Polls suggest many Americans support strong limits on abortion. A 2019 Hill-HarrisX survey found that 55 percent of voters said they do not think laws banning abortions after six weeks – when an unborn baby’s heartbeat is detectable – are too restrictive. Gallup polls also consistently have found that a majority of Americans think all or most abortions should be illegal.
A number of states have passed heartbeat laws in recent years, but most have been banned from enforcing them due to legal challenges by abortion activist groups. South Carolina passed a heartbeat law earlier this month, but a judge blocked the state from enforcing it less than 24 hours later.
Other states with heartbeat laws include Georgia, Iowa, Kentucky, Mississippi, Missouri, North Dakota, Ohio, South Carolina and Tennessee. However, all of the states have been blocked from enforcing them by court orders.
Some pro-lifers have renewed hope that the U.S. Supreme Court will uphold an abortion ban and overturn Roe v. Wade. Others, however, are hesitant because of concerns about losing the court battle and being forced to reimburse pro-abortion groups for their legal fees.
Though the high court currently has a conservative majority, Chief Justice John Roberts, who was nominated by a Republican president, has sided with the liberal justices on a number of occasions.

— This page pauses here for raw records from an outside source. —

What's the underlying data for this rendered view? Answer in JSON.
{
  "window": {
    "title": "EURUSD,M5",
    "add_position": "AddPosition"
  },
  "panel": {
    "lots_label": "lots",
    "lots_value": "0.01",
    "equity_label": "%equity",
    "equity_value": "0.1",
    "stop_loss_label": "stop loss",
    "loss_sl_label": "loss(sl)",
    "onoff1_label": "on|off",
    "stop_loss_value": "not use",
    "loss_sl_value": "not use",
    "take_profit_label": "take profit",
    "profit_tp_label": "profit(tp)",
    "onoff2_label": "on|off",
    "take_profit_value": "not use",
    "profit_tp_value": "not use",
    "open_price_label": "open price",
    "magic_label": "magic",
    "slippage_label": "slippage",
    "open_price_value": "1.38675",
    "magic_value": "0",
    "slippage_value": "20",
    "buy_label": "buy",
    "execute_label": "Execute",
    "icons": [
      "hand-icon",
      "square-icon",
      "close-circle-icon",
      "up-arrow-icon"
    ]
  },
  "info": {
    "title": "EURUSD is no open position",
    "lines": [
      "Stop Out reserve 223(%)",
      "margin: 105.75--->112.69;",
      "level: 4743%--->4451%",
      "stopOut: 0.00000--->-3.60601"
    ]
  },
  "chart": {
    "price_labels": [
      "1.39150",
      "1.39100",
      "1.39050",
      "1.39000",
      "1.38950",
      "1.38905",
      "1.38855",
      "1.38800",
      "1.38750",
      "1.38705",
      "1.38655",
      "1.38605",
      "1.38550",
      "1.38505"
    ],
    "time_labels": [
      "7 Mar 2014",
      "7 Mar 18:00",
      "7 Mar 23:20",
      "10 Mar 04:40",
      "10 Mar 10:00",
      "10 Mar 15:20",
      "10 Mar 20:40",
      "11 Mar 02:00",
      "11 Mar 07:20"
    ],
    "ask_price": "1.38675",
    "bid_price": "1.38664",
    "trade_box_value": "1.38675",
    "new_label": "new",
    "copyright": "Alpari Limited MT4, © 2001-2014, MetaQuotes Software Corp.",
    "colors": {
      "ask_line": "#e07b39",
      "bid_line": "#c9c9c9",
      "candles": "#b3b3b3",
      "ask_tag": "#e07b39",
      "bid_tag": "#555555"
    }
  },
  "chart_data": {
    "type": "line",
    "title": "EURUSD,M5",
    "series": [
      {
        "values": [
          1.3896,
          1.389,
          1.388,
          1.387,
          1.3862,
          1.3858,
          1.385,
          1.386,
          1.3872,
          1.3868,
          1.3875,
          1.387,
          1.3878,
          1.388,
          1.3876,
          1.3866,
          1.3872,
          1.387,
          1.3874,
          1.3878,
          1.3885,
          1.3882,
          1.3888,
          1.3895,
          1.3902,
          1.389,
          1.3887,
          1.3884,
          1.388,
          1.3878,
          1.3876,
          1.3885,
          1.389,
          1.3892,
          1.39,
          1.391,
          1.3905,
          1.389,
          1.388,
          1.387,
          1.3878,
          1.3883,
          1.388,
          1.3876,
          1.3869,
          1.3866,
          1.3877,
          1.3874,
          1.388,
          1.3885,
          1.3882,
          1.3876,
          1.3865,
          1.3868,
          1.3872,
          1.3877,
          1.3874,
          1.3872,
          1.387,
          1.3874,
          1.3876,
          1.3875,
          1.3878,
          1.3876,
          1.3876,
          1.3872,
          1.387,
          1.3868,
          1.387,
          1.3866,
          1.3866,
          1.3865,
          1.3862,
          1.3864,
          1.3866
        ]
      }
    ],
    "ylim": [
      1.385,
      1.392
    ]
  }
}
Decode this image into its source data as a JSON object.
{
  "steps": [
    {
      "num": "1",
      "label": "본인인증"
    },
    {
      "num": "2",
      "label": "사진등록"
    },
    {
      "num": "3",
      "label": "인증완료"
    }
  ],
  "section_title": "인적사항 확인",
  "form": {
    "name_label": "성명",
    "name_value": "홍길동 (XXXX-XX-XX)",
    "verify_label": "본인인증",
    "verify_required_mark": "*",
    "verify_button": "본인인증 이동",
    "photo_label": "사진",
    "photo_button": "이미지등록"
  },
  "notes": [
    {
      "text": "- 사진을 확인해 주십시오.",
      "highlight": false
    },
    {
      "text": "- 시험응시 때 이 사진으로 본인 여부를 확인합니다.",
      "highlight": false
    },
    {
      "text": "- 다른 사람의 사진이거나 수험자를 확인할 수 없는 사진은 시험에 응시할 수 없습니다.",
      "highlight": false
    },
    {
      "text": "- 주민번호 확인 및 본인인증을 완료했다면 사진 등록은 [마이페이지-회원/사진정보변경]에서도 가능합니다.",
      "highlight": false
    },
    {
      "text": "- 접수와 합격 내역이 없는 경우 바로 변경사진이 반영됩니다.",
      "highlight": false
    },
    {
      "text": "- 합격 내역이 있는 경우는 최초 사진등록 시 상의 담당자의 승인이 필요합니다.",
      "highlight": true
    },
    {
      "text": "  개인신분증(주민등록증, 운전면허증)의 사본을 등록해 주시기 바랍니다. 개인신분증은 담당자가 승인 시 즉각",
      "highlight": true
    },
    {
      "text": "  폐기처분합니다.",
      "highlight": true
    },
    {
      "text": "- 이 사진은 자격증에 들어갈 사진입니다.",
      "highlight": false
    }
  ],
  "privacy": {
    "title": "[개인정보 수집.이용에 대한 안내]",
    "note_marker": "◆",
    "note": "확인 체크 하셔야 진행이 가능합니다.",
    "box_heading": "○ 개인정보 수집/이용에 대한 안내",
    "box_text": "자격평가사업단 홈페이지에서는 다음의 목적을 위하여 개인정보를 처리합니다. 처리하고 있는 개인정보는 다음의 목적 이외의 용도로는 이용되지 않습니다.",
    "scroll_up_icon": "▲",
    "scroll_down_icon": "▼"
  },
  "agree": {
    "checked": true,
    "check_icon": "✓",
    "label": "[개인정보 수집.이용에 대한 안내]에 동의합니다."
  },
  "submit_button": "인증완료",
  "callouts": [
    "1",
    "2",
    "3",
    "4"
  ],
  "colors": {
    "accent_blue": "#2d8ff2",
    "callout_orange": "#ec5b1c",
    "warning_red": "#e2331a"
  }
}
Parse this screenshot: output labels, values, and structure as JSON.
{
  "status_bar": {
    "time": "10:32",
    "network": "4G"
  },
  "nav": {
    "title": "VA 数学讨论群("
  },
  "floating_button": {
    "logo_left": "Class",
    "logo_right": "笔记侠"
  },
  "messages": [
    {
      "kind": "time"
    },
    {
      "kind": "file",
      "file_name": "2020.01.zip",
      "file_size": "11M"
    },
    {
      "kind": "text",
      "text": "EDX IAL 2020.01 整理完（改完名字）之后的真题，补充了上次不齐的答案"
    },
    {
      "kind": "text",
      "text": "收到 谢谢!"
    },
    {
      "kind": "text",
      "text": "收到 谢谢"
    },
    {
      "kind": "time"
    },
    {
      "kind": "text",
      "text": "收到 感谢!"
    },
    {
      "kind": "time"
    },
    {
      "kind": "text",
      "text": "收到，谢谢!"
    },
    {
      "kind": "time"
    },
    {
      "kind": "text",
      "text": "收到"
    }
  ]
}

In 1973, the Supreme Court took away the states’ ability to protect unborn babies from abortion under Roe v. Wade, and instead forced states to legalize abortion on demand. Roe made the United States one of only seven countries in the world that allows elective abortions after 20 weeks.